Add two handfuls of elderberries to the mix.
Remember to top and tail both fruits.
Top with crumble topping, made from 175g (1 ½ cups) plain flour and 85g (1/3 cup) butter, processed until they resemble fine breadcrumbs (you can run the fat into the flour by hand if you prefer). Stir in 55g (1/3 cup) brown sugar and ½ tsp. ground cinnamon. Bake at 180C/350F/gas 4 until the top is browned and the fruit begins to bubble – around 30 minutes.

Dandelion and Burdock

When this drink goes up your nose, it makes your head fizz.
Whatever happened to the Corona Pop Van?

  • 2 pints Dandelion Flowers
  • 6 Burdock plants
  • 1 gallon water
  • 2lb sugar
  • 3 lemons

Trim the stalks from the dandelions (leave on the green sepals on for bitterness.)
Wash everything well and chop the burdock root, put into a fermenting bucket with a well-fitting lid.
Add the lemons.
Pour boiling water over the mixture and leave for 24 hours.
Then strain the liquid through muslin into a clean bucket.
Take some of the liquid and boil in a large pan, add sugar and stir until dissolved.
Return to bucket and allow to cool.
Pour into strong, screw-topped bottles e.g. sterilized cider bottles and leave for 3-4 weeks.
Very mildly alcoholic and a refreshing summer drink.

Rose Hip Syrup

These are the directions given by the Ministry of Food during the WW2 for 2 pounds (900gm) of hips.

  • 2 pounds Rose Hips
  • 3 pints boiling water

Boil 3 pints (1.7 litres) of boiling water.
Mince hips in a course mincer (food processor) and put immediately into the boiling water.
Bring to boil and then place aside for 15 minutes.
Pour into a flannel or linen crash jelly bag and allow to drip until the bulk of the liquid has come through.
Return the residue to the saucepan, add 11/2 pints (852ml) of boiling water, stir and allow to stand for 10 minutes.
Pour back into the jelly bag and allow to drip.
To make sure all the sharp hairs are removed put back the first half cupful of liquid and allow to drip through again.
Put the mixed juice into a clean saucepan and boil down until the juice measures about 11/2 pints (852ml), then add 11/4 (560gm) of sugar and boil for a further 5 minutes.
Pour into hot sterile bottles and seal at once.
Hints: If corks are used these should have been boiled for hour just previously and after insertion coated with melted paraffin wax.
It is advisable to use small bottles as the syrup will not keep for more than a week or two once the bottle is opened.
Store in a dark cupboard.

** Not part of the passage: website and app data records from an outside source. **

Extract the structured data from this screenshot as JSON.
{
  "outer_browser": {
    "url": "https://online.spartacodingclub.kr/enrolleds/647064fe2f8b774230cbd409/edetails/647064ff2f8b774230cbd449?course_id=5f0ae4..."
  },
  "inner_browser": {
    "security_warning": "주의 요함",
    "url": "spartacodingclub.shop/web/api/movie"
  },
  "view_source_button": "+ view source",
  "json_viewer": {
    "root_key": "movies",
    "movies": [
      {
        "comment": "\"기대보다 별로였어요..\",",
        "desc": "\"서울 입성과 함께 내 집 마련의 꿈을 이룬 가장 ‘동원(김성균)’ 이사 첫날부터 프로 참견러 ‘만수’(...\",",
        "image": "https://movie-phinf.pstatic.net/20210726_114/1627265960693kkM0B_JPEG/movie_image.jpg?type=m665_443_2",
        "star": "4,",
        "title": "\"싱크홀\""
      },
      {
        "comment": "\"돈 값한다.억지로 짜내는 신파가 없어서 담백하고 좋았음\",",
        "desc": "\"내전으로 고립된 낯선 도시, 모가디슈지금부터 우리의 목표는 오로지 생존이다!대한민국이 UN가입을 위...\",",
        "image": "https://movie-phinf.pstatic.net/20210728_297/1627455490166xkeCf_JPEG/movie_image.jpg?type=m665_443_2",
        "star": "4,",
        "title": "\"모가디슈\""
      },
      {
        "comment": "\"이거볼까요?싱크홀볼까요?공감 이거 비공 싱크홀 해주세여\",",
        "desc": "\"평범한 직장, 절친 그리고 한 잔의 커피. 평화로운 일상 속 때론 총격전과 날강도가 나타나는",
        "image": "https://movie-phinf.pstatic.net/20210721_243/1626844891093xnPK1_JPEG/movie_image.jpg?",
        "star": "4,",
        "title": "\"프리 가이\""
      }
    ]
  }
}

Acorn Coffee

Because acorns have such a high level of tannins, they were peeled and soaked in running water for several days in order to remove the tannins. Now it is advisable to boil them constantly for 20 mins in order to remove tannins.

  • 1 kg fresh, ripe acorns

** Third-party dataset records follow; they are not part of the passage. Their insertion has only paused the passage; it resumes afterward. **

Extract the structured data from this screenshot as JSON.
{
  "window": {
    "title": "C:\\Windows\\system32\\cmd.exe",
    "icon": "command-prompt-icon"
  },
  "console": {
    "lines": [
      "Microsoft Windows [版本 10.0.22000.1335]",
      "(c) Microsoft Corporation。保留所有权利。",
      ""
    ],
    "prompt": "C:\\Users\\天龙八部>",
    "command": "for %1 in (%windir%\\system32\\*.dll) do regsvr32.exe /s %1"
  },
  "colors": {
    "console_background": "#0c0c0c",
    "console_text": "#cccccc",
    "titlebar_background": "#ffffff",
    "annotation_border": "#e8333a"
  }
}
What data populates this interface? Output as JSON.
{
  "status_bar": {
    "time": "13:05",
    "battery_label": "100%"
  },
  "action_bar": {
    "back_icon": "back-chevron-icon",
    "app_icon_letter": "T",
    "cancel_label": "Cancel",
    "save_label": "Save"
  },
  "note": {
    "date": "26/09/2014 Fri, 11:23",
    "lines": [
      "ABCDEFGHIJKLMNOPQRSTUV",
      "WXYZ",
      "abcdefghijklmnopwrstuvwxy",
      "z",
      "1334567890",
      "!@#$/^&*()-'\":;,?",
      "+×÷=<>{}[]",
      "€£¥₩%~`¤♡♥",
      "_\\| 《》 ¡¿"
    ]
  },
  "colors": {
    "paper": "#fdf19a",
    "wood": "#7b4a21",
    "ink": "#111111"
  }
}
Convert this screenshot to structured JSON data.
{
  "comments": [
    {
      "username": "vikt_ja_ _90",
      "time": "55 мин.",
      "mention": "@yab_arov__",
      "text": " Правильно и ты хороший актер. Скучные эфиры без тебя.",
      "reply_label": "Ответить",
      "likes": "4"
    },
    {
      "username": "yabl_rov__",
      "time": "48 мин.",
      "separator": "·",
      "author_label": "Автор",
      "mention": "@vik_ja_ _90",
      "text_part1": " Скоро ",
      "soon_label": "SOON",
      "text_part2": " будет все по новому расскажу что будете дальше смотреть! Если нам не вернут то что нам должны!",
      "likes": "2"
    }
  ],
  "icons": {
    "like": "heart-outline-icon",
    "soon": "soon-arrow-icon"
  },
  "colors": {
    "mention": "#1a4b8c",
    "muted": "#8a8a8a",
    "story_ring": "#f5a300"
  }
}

Add the acorns to a large pan along with plenty of water. Bring to a boil and continue boiling, without cover for 15 – 20 minutes. Top-up the water constantly as the acorns cook. This is a short cut to lessen the tannins.
Drain in a colander, and allow cooling before peeling. The boiling process will make peeling the acorns much easier. Split the acorns and place them in a dry but warm spot allowing the acorns to dry out for at least 48 hours. After this grind the acorns in a coffee grinder. Spread the grounds on a baking tray and roast in a warm oven, stirring frequently and checking often to ensure that they do not burn. You are aiming for the grounds to be a brown coffee colour.
To make a drink use a cafetiére and add 1 1/2 tsp. per cup then pour boiling water over the grounds and make the drink, in the same way you would coffee. Add milk and sugar to taste and serve.
It tastes nothing like coffee, some say it tastes and smells a little of biscuits. It does not have the same kick as coffee, but is a nice drink anyway.

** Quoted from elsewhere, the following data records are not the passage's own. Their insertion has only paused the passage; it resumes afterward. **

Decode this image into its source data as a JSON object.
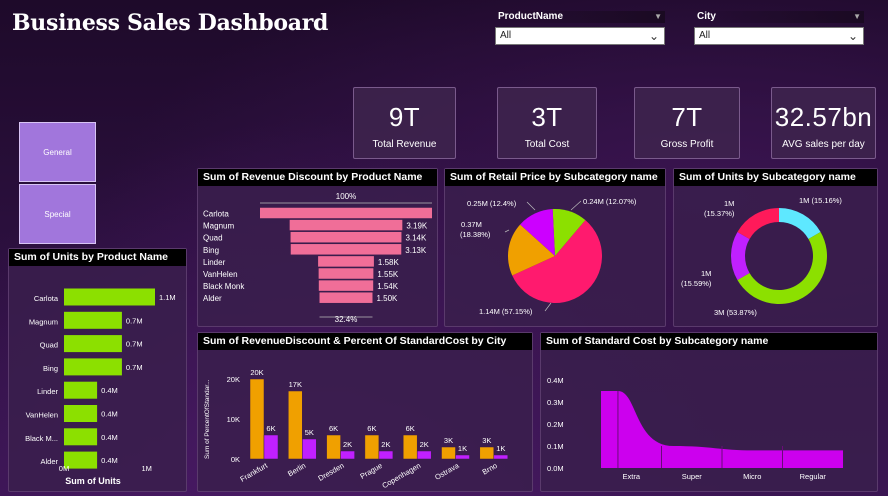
{
  "header": {
    "title": "Business Sales Dashboard"
  },
  "filters": [
    {
      "label": "ProductName",
      "value": "All"
    },
    {
      "label": "City",
      "value": "All"
    }
  ],
  "kpis": [
    {
      "value": "9T",
      "label": "Total Revenue"
    },
    {
      "value": "3T",
      "label": "Total Cost"
    },
    {
      "value": "7T",
      "label": "Gross Profit"
    },
    {
      "value": "32.57bn",
      "label": "AVG sales per day"
    }
  ],
  "nav_buttons": [
    {
      "label": "General"
    },
    {
      "label": "Special"
    }
  ],
  "colors": {
    "green": "#8ce000",
    "orange": "#f0a000",
    "purple": "#c020ff",
    "pink": "#f06e98",
    "magenta": "#cc00ee",
    "cyan": "#5ee8ff",
    "red": "#ff1a5a"
  },
  "chart_data": [
    {
      "id": "units_by_product",
      "type": "bar",
      "orientation": "horizontal",
      "title": "Sum of Units by Product Name",
      "categories": [
        "Carlota",
        "Magnum",
        "Quad",
        "Bing",
        "Linder",
        "VanHelen",
        "Black M...",
        "Alder"
      ],
      "values": [
        1.1,
        0.7,
        0.7,
        0.7,
        0.4,
        0.4,
        0.4,
        0.4
      ],
      "value_labels": [
        "1.1M",
        "0.7M",
        "0.7M",
        "0.7M",
        "0.4M",
        "0.4M",
        "0.4M",
        "0.4M"
      ],
      "xlabel": "Sum of Units",
      "xticks": [
        "0M",
        "1M"
      ],
      "xlim": [
        0,
        1.2
      ]
    },
    {
      "id": "revenue_discount_funnel",
      "type": "bar",
      "orientation": "funnel",
      "title": "Sum of Revenue Discount by Product Name",
      "categories": [
        "Carlota",
        "Magnum",
        "Quad",
        "Bing",
        "Linder",
        "VanHelen",
        "Black Monk",
        "Alder"
      ],
      "values": [
        4.87,
        3.19,
        3.14,
        3.13,
        1.58,
        1.55,
        1.54,
        1.5
      ],
      "value_labels": [
        "",
        "3.19K",
        "3.14K",
        "3.13K",
        "1.58K",
        "1.55K",
        "1.54K",
        "1.50K"
      ],
      "top_label": "100%",
      "bottom_label": "32.4%"
    },
    {
      "id": "retail_price_pie",
      "type": "pie",
      "title": "Sum of Retail Price by Subcategory name",
      "slices": [
        {
          "value": 1.14,
          "label": "1.14M (57.15%)",
          "color": "#ff1a6e"
        },
        {
          "value": 0.37,
          "label": "0.37M (18.38%)",
          "color": "#f0a000"
        },
        {
          "value": 0.25,
          "label": "0.25M (12.4%)",
          "color": "#cc00ff"
        },
        {
          "value": 0.24,
          "label": "0.24M (12.07%)",
          "color": "#8ce000"
        }
      ]
    },
    {
      "id": "units_donut",
      "type": "pie",
      "title": "Sum of Units by Subcategory name",
      "slices": [
        {
          "value": 3,
          "label": "3M (53.87%)",
          "color": "#8ce000"
        },
        {
          "value": 1,
          "label": "1M (15.59%)",
          "color": "#c020ff"
        },
        {
          "value": 1,
          "label": "1M (15.37%)",
          "color": "#ff1a5a"
        },
        {
          "value": 1,
          "label": "1M (15.16%)",
          "color": "#5ee8ff"
        }
      ]
    },
    {
      "id": "revenue_discount_by_city",
      "type": "bar",
      "title": "Sum of RevenueDiscount & Percent Of StandardCost by City",
      "ylabel": "Sum of PercentOfStandar...",
      "categories": [
        "Frankfurt",
        "Berlin",
        "Dresden",
        "Prague",
        "Copenhagen",
        "Ostrava",
        "Brno"
      ],
      "yticks": [
        "0K",
        "10K",
        "20K"
      ],
      "ylim": [
        0,
        22
      ],
      "series": [
        {
          "name": "Sum of RevenueDiscount",
          "values": [
            20,
            17,
            6,
            6,
            6,
            3,
            3
          ],
          "labels": [
            "20K",
            "17K",
            "6K",
            "6K",
            "6K",
            "3K",
            "3K"
          ],
          "color": "#f0a000"
        },
        {
          "name": "Sum of PercentOfStandardCost",
          "values": [
            6,
            5,
            2,
            2,
            2,
            1,
            1
          ],
          "labels": [
            "6K",
            "5K",
            "2K",
            "2K",
            "2K",
            "1K",
            "1K"
          ],
          "color": "#c020ff"
        }
      ]
    },
    {
      "id": "standard_cost_area",
      "type": "area",
      "title": "Sum of Standard Cost by Subcategory name",
      "categories": [
        "Extra",
        "Super",
        "Micro",
        "Regular"
      ],
      "yticks": [
        "0.0M",
        "0.1M",
        "0.2M",
        "0.3M",
        "0.4M"
      ],
      "ylim": [
        0,
        0.4
      ],
      "values": [
        0.35,
        0.1,
        0.08,
        0.08
      ],
      "color": "#cc00ee"
    }
  ]
}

Dandelion Coffee

Dandelion root coffee can be made in the wild although it is very time consuming.

  • Fresh Dandelion root

Dry out the Dandelion either in the sun or by the fire. They have to be brittle and snap easily. Then roast the roots over the fire until they are dark inside. Then finally grind them up between two stones. It’s a time consuming method but is fun to make. Dandelion Tea can be made by boiling and stewing Dandelion leaves in water. The drink is taken as a tonic.
Add honey or sugar to either to taste.